Throwback Thursday – In Grams’ Honor

DSC06130Hi and Happy Thursday.  Today’s Throwback Thursday is of a photo of me with my precious grandmother, Grams.  It was taken in 2006 when we were at a baseball game with some other family members.  That has been a family tradition for several years in the summer.

I decided on this posting today in Grams’ honor. You see, she passed away yesterday and is now living with our Lord. She had celebrated her 93rd birthday in January.  She had been quite ill in recent weeks and months so we knew what was coming.  Because of that, we had a chance for a last visit and to tell her how much we love her.

I feel so honored to have had that chance.  Often, people die without us having one last chance to see them and tell them how much we love them. It is truly a blessing and I think was for her as well to see all of her loved ones before passing away.  I learned a lot from this amazing woman and am so blessed that she was in my life as long as she was.

Right before I got the call that she had passed away, I listened to “I Can Only Imagine” on the local radio station.  As I was listening, I felt a calm wash over me.  Later I realized that might have been playing at the time that Grams was meeting Jesus face to face.  Needless to say, I was overwhelmed with emotions.  Through my tears, I smiled thinking of what she was experiencing.  Thanks Lord for that gift.

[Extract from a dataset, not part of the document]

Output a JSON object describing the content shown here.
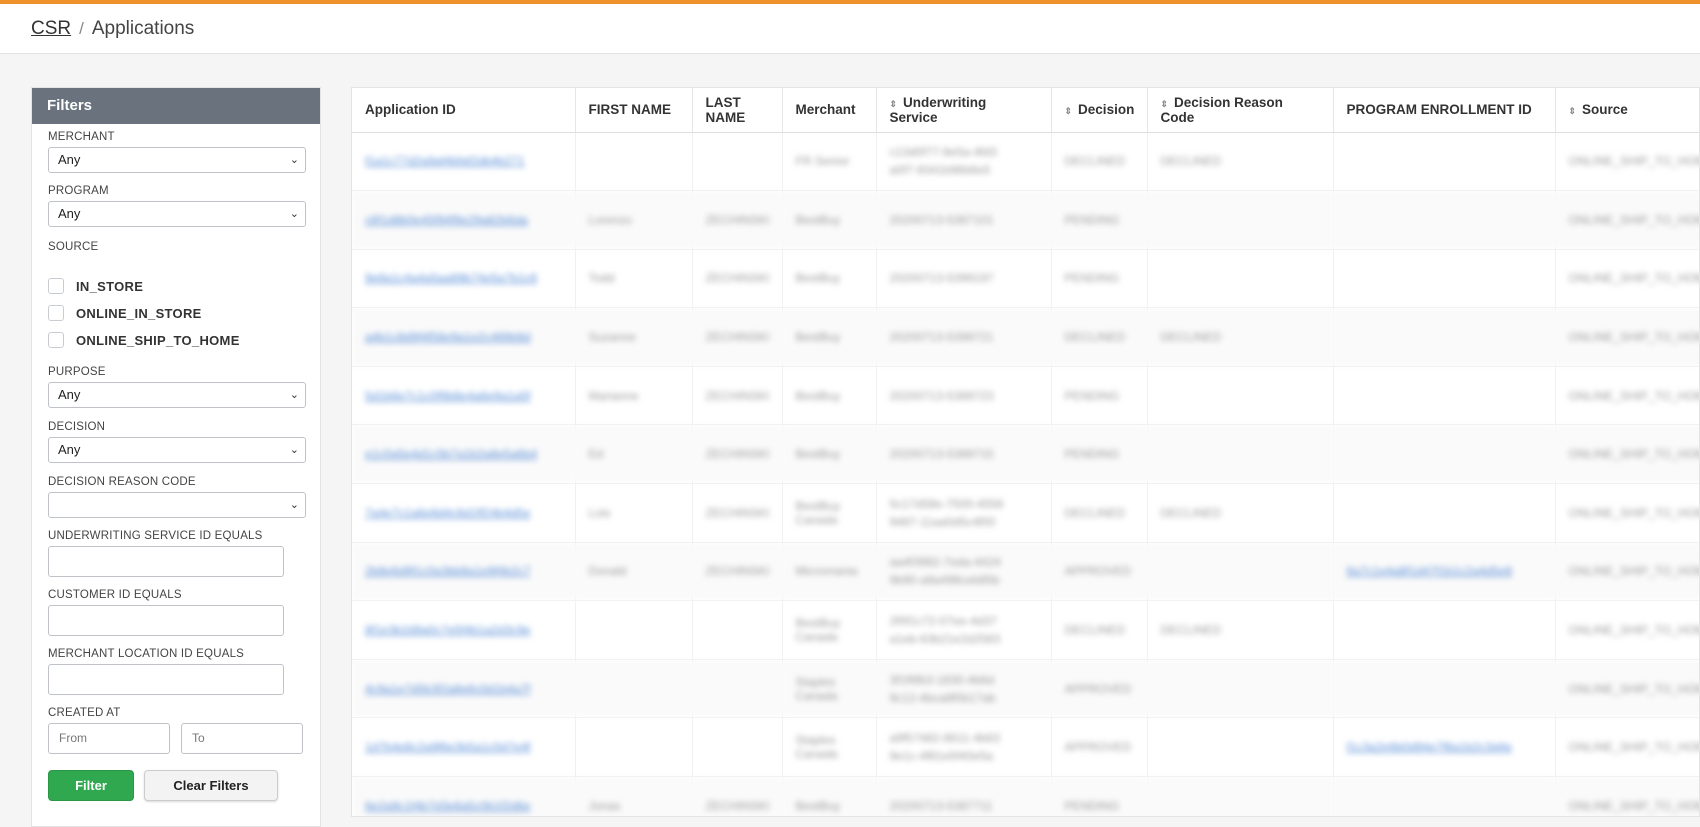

We will be having a memorial service for this great lady soon.  It will be so nice to see family members and comfort one another.  But, knowing we have a special angel watching over us certainly helps.